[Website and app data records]

####################

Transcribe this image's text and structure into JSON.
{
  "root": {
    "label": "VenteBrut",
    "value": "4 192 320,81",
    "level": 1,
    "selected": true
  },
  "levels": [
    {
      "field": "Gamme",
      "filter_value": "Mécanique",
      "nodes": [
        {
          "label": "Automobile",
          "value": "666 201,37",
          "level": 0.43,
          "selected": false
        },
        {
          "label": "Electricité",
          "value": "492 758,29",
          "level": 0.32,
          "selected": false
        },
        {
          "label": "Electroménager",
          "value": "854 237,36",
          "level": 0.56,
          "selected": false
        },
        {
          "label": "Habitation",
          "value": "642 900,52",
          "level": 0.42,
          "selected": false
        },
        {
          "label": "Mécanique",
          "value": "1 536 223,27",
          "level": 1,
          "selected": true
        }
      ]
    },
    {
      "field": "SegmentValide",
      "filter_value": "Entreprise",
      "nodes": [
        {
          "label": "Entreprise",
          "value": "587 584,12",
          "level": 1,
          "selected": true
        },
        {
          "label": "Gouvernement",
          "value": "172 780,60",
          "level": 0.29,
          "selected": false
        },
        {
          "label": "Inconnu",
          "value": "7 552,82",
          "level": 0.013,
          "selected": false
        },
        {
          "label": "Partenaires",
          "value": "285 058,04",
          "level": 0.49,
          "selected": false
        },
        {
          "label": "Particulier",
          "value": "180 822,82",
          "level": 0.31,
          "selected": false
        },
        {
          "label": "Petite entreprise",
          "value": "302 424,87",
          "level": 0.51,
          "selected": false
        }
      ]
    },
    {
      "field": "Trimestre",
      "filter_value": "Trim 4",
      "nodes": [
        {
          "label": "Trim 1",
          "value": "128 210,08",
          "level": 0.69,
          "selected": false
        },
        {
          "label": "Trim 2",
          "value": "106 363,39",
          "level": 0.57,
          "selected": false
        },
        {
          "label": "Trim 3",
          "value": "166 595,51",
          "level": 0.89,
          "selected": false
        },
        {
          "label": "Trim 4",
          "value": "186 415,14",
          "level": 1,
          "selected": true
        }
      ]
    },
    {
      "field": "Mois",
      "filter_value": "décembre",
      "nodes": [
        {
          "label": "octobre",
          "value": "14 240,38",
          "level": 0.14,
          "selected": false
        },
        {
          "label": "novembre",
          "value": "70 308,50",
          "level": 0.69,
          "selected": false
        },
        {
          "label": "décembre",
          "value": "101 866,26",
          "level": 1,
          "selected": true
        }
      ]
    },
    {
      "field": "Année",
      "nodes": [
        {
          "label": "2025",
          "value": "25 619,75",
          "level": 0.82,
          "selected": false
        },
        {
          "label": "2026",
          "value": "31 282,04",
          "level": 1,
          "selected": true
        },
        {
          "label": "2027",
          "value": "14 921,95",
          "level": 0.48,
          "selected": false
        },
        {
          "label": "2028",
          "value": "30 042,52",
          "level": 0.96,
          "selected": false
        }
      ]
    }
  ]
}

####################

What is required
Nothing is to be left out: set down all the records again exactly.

Reply
Transcribe this image's text and structure into JSON.
{
  "root": {
    "label": "VenteBrut",
    "value": "4 192 320,81",
    "level": 1,
    "selected": true
  },
  "levels": [
    {
      "field": "Gamme",
      "filter_value": "Mécanique",
      "nodes": [
        {
          "label": "Automobile",
          "value": "666 201,37",
          "level": 0.43,
          "selected": false
        },
        {
          "label": "Electricité",
          "value": "492 758,29",
          "level": 0.32,
          "selected": false
        },
        {
          "label": "Electroménager",
          "value": "854 237,36",
          "level": 0.56,
          "selected": false
        },
        {
          "label": "Habitation",
          "value": "642 900,52",
          "level": 0.42,
          "selected": false
        },
        {
          "label": "Mécanique",
          "value": "1 536 223,27",
          "level": 1,
          "selected": true
        }
      ]
    },
    {
      "field": "SegmentValide",
      "filter_value": "Entreprise",
      "nodes": [
        {
          "label": "Entreprise",
          "value": "587 584,12",
          "level": 1,
          "selected": true
        },
        {
          "label": "Gouvernement",
          "value": "172 780,60",
          "level": 0.29,
          "selected": false
        },
        {
          "label": "Inconnu",
          "value": "7 552,82",
          "level": 0.013,
          "selected": false
        },
        {
          "label": "Partenaires",
          "value": "285 058,04",
          "level": 0.49,
          "selected": false
        },
        {
          "label": "Particulier",
          "value": "180 822,82",
          "level": 0.31,
          "selected": false
        },
        {
          "label": "Petite entreprise",
          "value": "302 424,87",
          "level": 0.51,
          "selected": false
        }
      ]
    },
    {
      "field": "Trimestre",
      "filter_value": "Trim 4",
      "nodes": [
        {
          "label": "Trim 1",
          "value": "128 210,08",
          "level": 0.69,
          "selected": false
        },
        {
          "label": "Trim 2",
          "value": "106 363,39",
          "level": 0.57,
          "selected": false
        },
        {
          "label": "Trim 3",
          "value": "166 595,51",
          "level": 0.89,
          "selected": false
        },
        {
          "label": "Trim 4",
          "value": "186 415,14",
          "level": 1,
          "selected": true
        }
      ]
    },
    {
      "field": "Mois",
      "filter_value": "décembre",
      "nodes": [
        {
          "label": "octobre",
          "value": "14 240,38",
          "level": 0.14,
          "selected": false
        },
        {
          "label": "novembre",
          "value": "70 308,50",
          "level": 0.69,
          "selected": false
        },
        {
          "label": "décembre",
          "value": "101 866,26",
          "level": 1,
          "selected": true
        }
      ]
    },
    {
      "field": "Année",
      "nodes": [
        {
          "label": "2025",
          "value": "25 619,75",
          "level": 0.82,
          "selected": false
        },
        {
          "label": "2026",
          "value": "31 282,04",
          "level": 1,
          "selected": true
        },
        {
          "label": "2027",
          "value": "14 921,95",
          "level": 0.48,
          "selected": false
        },
        {
          "label": "2028",
          "value": "30 042,52",
          "level": 0.96,
          "selected": false
        }
      ]
    }
  ]
}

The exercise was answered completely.